▶ **Aim of the exercise**
Say how many lines in the material below include "verwalten". The answer is the number alone.

▶ **Material supplied**
—————
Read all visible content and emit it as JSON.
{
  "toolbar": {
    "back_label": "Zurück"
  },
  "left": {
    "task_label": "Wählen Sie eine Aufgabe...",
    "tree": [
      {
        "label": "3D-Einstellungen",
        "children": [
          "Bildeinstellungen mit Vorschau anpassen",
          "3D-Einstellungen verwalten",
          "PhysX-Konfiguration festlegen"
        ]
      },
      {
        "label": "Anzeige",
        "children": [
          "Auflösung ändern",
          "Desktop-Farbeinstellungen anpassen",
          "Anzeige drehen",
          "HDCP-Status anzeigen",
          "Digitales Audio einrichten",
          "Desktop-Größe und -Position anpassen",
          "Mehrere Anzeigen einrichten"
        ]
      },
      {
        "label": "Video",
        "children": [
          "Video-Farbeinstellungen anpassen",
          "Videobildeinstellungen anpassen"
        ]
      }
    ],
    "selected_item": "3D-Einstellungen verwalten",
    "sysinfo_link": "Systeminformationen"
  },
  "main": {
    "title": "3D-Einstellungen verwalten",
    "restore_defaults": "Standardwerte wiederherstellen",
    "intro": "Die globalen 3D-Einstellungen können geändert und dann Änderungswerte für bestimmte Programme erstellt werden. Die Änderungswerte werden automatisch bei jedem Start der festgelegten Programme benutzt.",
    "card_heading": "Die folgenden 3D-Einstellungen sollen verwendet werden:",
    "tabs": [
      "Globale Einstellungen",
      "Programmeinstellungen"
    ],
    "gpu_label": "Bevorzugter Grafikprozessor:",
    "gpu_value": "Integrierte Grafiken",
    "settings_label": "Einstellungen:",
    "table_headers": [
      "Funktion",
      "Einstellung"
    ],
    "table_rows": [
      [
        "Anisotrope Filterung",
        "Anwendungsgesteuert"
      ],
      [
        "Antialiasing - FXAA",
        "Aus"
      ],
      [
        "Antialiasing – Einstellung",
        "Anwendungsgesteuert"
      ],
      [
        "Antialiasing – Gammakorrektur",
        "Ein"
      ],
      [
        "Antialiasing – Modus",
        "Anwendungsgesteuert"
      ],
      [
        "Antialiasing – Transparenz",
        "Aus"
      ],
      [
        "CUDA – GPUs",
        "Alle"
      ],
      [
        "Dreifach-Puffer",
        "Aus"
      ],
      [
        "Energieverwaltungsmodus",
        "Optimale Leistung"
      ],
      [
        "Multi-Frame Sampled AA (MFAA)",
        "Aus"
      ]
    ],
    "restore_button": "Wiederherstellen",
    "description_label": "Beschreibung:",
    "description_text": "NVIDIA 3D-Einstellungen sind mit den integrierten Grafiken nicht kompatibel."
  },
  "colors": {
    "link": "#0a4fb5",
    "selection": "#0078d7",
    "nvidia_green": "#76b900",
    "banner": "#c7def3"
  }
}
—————
▶ **Response**
3